EXERCISE
Give back each entry unchanged, minus pictures.

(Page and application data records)
►
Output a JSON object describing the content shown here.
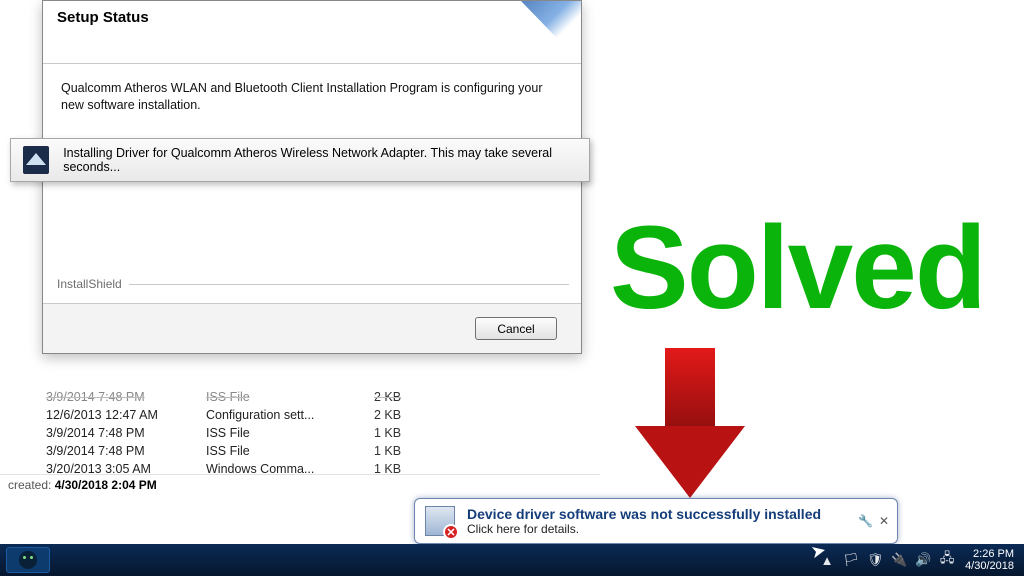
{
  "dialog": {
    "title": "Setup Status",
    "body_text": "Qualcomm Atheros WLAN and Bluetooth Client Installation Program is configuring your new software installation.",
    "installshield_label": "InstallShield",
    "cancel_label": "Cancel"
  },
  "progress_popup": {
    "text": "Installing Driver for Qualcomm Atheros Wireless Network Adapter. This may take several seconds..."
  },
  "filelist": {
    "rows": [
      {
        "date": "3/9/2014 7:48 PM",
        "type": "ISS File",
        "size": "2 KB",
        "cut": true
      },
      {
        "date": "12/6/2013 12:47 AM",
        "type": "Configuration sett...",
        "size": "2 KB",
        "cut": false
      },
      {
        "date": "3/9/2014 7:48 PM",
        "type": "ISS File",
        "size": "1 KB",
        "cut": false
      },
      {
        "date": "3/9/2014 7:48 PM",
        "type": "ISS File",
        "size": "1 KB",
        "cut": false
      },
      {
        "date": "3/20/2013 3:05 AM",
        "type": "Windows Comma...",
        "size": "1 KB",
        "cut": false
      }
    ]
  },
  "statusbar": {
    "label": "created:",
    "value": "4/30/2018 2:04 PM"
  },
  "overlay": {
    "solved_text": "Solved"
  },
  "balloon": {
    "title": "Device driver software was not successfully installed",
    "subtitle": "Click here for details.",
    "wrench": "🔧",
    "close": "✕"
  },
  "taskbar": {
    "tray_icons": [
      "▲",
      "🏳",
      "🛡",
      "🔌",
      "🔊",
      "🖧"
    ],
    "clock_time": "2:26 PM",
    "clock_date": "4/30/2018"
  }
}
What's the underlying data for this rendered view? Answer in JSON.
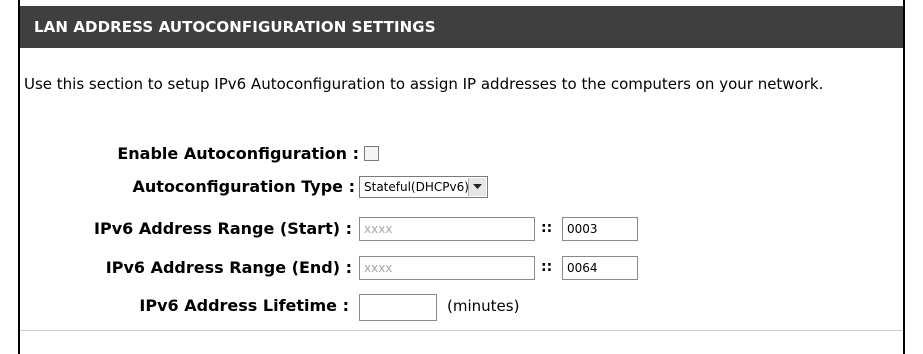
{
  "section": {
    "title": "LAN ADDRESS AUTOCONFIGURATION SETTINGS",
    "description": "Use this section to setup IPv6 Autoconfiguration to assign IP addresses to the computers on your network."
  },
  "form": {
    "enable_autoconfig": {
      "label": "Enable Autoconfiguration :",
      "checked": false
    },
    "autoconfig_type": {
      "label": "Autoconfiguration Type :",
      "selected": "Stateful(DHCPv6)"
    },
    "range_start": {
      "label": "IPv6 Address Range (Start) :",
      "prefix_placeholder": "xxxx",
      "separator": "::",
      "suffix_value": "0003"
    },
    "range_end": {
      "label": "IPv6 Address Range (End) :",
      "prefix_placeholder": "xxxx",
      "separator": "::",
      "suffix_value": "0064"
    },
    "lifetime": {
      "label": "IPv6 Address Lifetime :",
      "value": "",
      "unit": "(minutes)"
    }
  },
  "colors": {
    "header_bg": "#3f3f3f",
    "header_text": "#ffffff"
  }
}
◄
WRITTEN RESPONSE
Output a JSON object describing the content shown here.
{
  "dialog": {
    "title": "Setup Status",
    "body_text": "Qualcomm Atheros WLAN and Bluetooth Client Installation Program is configuring your new software installation.",
    "installshield_label": "InstallShield",
    "cancel_label": "Cancel"
  },
  "progress_popup": {
    "text": "Installing Driver for Qualcomm Atheros Wireless Network Adapter. This may take several seconds..."
  },
  "filelist": {
    "rows": [
      {
        "date": "3/9/2014 7:48 PM",
        "type": "ISS File",
        "size": "2 KB",
        "cut": true
      },
      {
        "date": "12/6/2013 12:47 AM",
        "type": "Configuration sett...",
        "size": "2 KB",
        "cut": false
      },
      {
        "date": "3/9/2014 7:48 PM",
        "type": "ISS File",
        "size": "1 KB",
        "cut": false
      },
      {
        "date": "3/9/2014 7:48 PM",
        "type": "ISS File",
        "size": "1 KB",
        "cut": false
      },
      {
        "date": "3/20/2013 3:05 AM",
        "type": "Windows Comma...",
        "size": "1 KB",
        "cut": false
      }
    ]
  },
  "statusbar": {
    "label": "created:",
    "value": "4/30/2018 2:04 PM"
  },
  "overlay": {
    "solved_text": "Solved"
  },
  "balloon": {
    "title": "Device driver software was not successfully installed",
    "subtitle": "Click here for details.",
    "wrench": "🔧",
    "close": "✕"
  },
  "taskbar": {
    "tray_icons": [
      "▲",
      "🏳",
      "🛡",
      "🔌",
      "🔊",
      "🖧"
    ],
    "clock_time": "2:26 PM",
    "clock_date": "4/30/2018"
  }
}
What's the underlying data for this rendered view? Answer in JSON.
{
  "section": {
    "title": "LAN ADDRESS AUTOCONFIGURATION SETTINGS",
    "description": "Use this section to setup IPv6 Autoconfiguration to assign IP addresses to the computers on your network."
  },
  "form": {
    "enable_autoconfig": {
      "label": "Enable Autoconfiguration :",
      "checked": false
    },
    "autoconfig_type": {
      "label": "Autoconfiguration Type :",
      "selected": "Stateful(DHCPv6)"
    },
    "range_start": {
      "label": "IPv6 Address Range (Start) :",
      "prefix_placeholder": "xxxx",
      "separator": "::",
      "suffix_value": "0003"
    },
    "range_end": {
      "label": "IPv6 Address Range (End) :",
      "prefix_placeholder": "xxxx",
      "separator": "::",
      "suffix_value": "0064"
    },
    "lifetime": {
      "label": "IPv6 Address Lifetime :",
      "value": "",
      "unit": "(minutes)"
    }
  },
  "colors": {
    "header_bg": "#3f3f3f",
    "header_text": "#ffffff"
  }
}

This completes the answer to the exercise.